By Jonathan Bennett
Read or Download A Study of Spinoza's Ethics PDF
Best ethics & morality books
What does it suggest to be honest? What position does fact play in our lives? What can we lose if we reject truthfulness? No thinker is best suited for solution those questions than Bernard Williams. Writing along with his attribute mix of ardour and stylish simplicity, he explores the price of fact and reveals it to be either much less and greater than we would think.
The character of qualitative inquiry signifies that researchers regularly need to care for the unforeseen, and all too frequently this suggests dealing with the presence of risk or danger. This cutting edge and energetic research of hazard in a number of qualitative learn settings is drawn from researchers' reflexive debts in their personal encounters with 'danger'.
In his autobiography, My Many Selves, Wayne C. sales space is much less curious about his expert achievements---though the ebook under no circumstances ignores his special career---than with the own imaginative and prescient that emerges from a longevity lived thoughtfully. For sales space, even the autobiographical technique turns into a part of a quest to harmonize the varied, frequently conflicting elements of who he was once.
- It's Just a Feeling: The Philosophy of Desirism
- Explanation and its limits
- Ethics - Theory and Practice
- Basic writings
Additional info for A Study of Spinoza's Ethics
Descartes probably didn't, and Leibniz and Spinoza certainly didn't. Leibniz indeed used that idea as a basis for arguing that ordinary physical things are not substances: he does not talk about their being causally vulnerable to things outside them, but rather about their not being 'simple'; and he maintains that that disqualifies them from counting as, by strictest and most serious standards, subjects of predication. I shall explain. Consider whether an army is a substance. What makes it an army-its 'essence', as Leibniz says-is the fact that a number of men are interrelated in a certain way.

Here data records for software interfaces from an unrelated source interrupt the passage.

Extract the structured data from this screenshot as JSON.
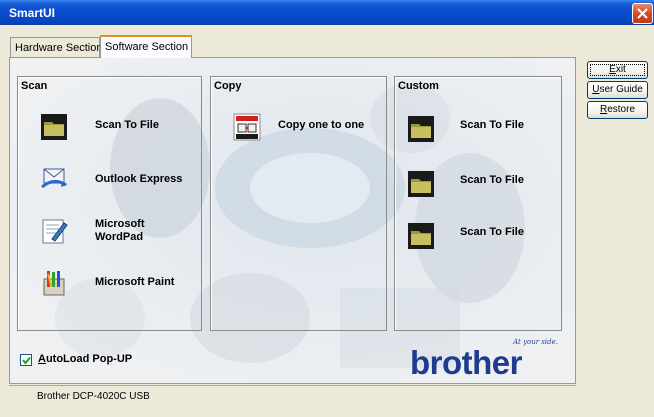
{
  "window": {
    "title": "SmartUI"
  },
  "tabs": [
    {
      "label": "Hardware Section",
      "active": false
    },
    {
      "label": "Software Section",
      "active": true
    }
  ],
  "scan": {
    "heading": "Scan",
    "items": [
      {
        "label": "Scan To File",
        "icon": "folder-icon"
      },
      {
        "label": "Outlook Express",
        "icon": "outlook-express-icon"
      },
      {
        "label_line1": "Microsoft",
        "label_line2": "WordPad",
        "icon": "wordpad-icon"
      },
      {
        "label": "Microsoft Paint",
        "icon": "paint-icon"
      }
    ]
  },
  "copy": {
    "heading": "Copy",
    "items": [
      {
        "label": "Copy one to one",
        "icon": "copy-icon"
      }
    ]
  },
  "custom": {
    "heading": "Custom",
    "items": [
      {
        "label": "Scan To File",
        "icon": "folder-icon"
      },
      {
        "label": "Scan To File",
        "icon": "folder-icon"
      },
      {
        "label": "Scan To File",
        "icon": "folder-icon"
      }
    ]
  },
  "autoload": {
    "label_first": "A",
    "label_rest": "utoLoad Pop-UP",
    "checked": true
  },
  "brand": {
    "word": "brother",
    "tagline": "At your side."
  },
  "buttons": {
    "exit_u": "E",
    "exit_rest": "xit",
    "guide_u": "U",
    "guide_rest": "ser Guide",
    "restore_u": "R",
    "restore_rest": "estore"
  },
  "status": {
    "device": "Brother DCP-4020C USB"
  },
  "colors": {
    "titlebar": "#0a4fd0",
    "brand": "#1f3c8c",
    "tab_highlight": "#e68b2c",
    "close": "#d64a24"
  }
}
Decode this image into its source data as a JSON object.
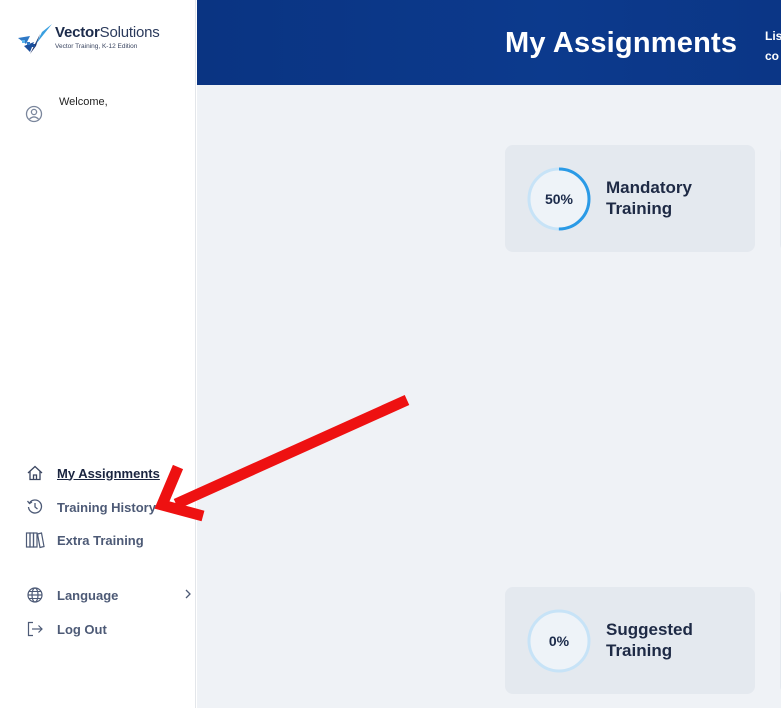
{
  "logo": {
    "brand_bold": "Vector",
    "brand_light": "Solutions",
    "edition": "Vector Training, K-12 Edition"
  },
  "sidebar": {
    "welcome": "Welcome,",
    "nav": [
      {
        "label": "My Assignments",
        "icon": "home-icon",
        "active": true
      },
      {
        "label": "Training History",
        "icon": "history-icon"
      },
      {
        "label": "Extra Training",
        "icon": "library-icon"
      }
    ],
    "language": "Language",
    "logout": "Log Out"
  },
  "header": {
    "title": "My Assignments",
    "sub_line1": "Lis",
    "sub_line2": "co"
  },
  "cards": [
    {
      "name": "Mandatory Training",
      "percent_label": "50%",
      "progress": 0.5
    },
    {
      "name": "Suggested Training",
      "percent_label": "0%",
      "progress": 0.0
    }
  ],
  "colors": {
    "header_bg": "#0b3686",
    "accent": "#2a9ae6",
    "ring_track": "#c7e3f7",
    "annotation_arrow": "#ee1111"
  }
}
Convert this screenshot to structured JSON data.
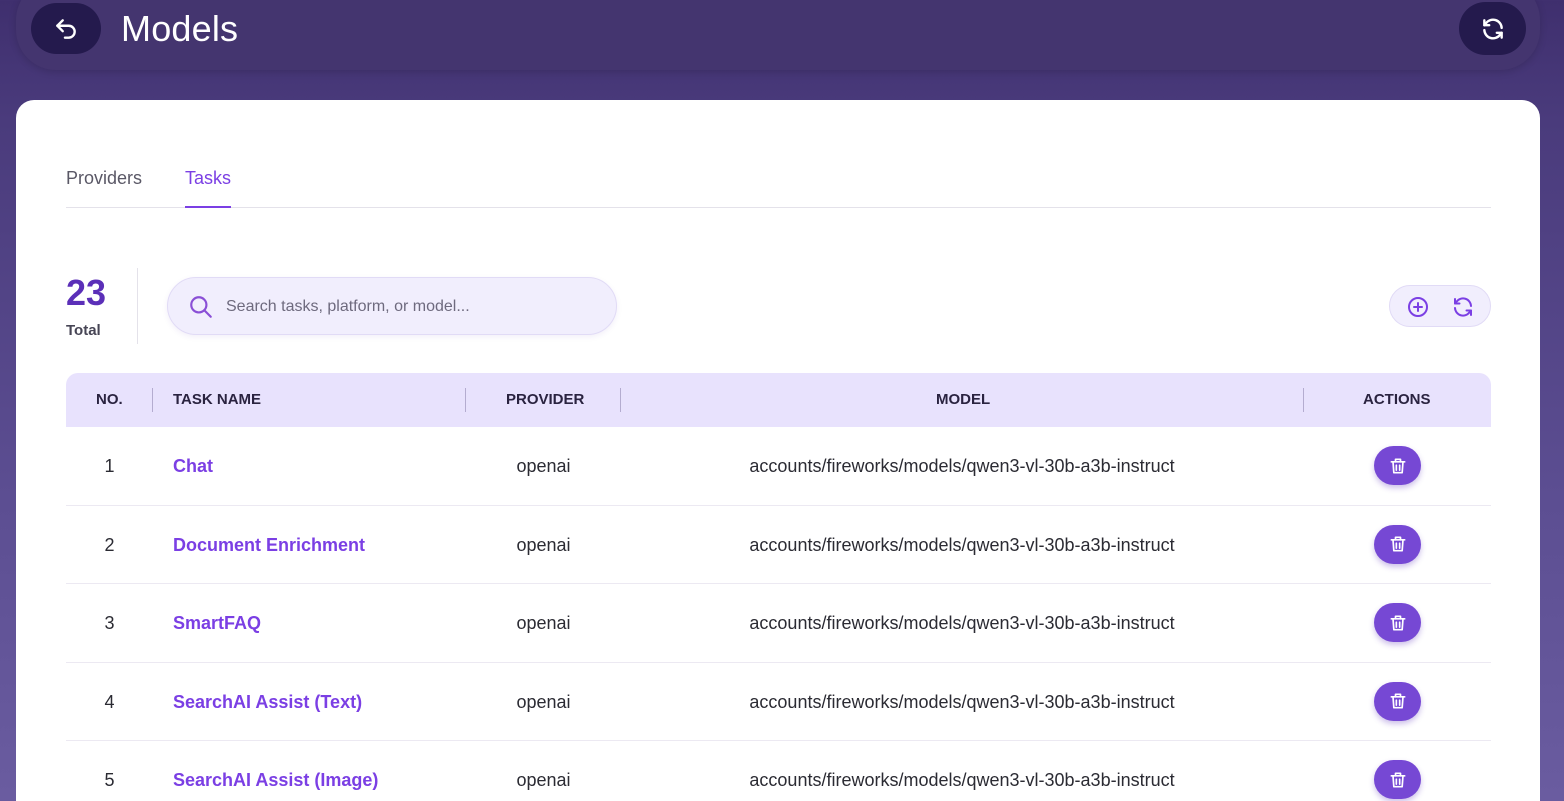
{
  "header": {
    "title": "Models",
    "back_icon": "back-arrow-icon",
    "refresh_icon": "refresh-icon"
  },
  "tabs": [
    {
      "label": "Providers",
      "active": false
    },
    {
      "label": "Tasks",
      "active": true
    }
  ],
  "summary": {
    "total_count": "23",
    "total_label": "Total"
  },
  "search": {
    "placeholder": "Search tasks, platform, or model...",
    "value": ""
  },
  "table": {
    "columns": [
      "NO.",
      "TASK NAME",
      "PROVIDER",
      "MODEL",
      "ACTIONS"
    ],
    "rows": [
      {
        "no": "1",
        "task_name": "Chat",
        "provider": "openai",
        "model": "accounts/fireworks/models/qwen3-vl-30b-a3b-instruct"
      },
      {
        "no": "2",
        "task_name": "Document Enrichment",
        "provider": "openai",
        "model": "accounts/fireworks/models/qwen3-vl-30b-a3b-instruct"
      },
      {
        "no": "3",
        "task_name": "SmartFAQ",
        "provider": "openai",
        "model": "accounts/fireworks/models/qwen3-vl-30b-a3b-instruct"
      },
      {
        "no": "4",
        "task_name": "SearchAI Assist (Text)",
        "provider": "openai",
        "model": "accounts/fireworks/models/qwen3-vl-30b-a3b-instruct"
      },
      {
        "no": "5",
        "task_name": "SearchAI Assist (Image)",
        "provider": "openai",
        "model": "accounts/fireworks/models/qwen3-vl-30b-a3b-instruct"
      }
    ]
  },
  "colors": {
    "accent": "#7b3fe4",
    "header_bg": "#44356f",
    "dark_button": "#241a4d",
    "delete_button": "#7648d4",
    "table_header_bg": "#e8e2fd"
  }
}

He holds that reality must be composed of substances, rigorously so-called; so he has a problem about how to bring § 15 Substance tn the rationalists the concept of substance to bear on the world of extended things. He denies that the latter are composed of unextended parts: the size of an extended thing must be the sum of the sizes of its nonoverlapping parts, says Leibniz, and if none of them has any size then neither has the whole. He therefore declines to apply the concept of substance to the extended world in any way at all.
Even if an army is not literally a property or relation, it is something which can be handled predicatively; it can be exhaustively treated without any substantival reference to it; and it has that in common with such clearly nonsubstantial items as blushes and roundnessses and heroisms. For a blush to exist is for a face to be briefly red; for an army to exist is for some soldiers to be related by chains of command. Next, Leibniz infers that nothing with spatial parts is a substance. Any thing with parts is just a more or less tightly bound aggregate or collection, he thinks, with differences in tightness of bonding having no metaphysical significance.
A Study of Spinoza's Ethics by Jonathan Bennett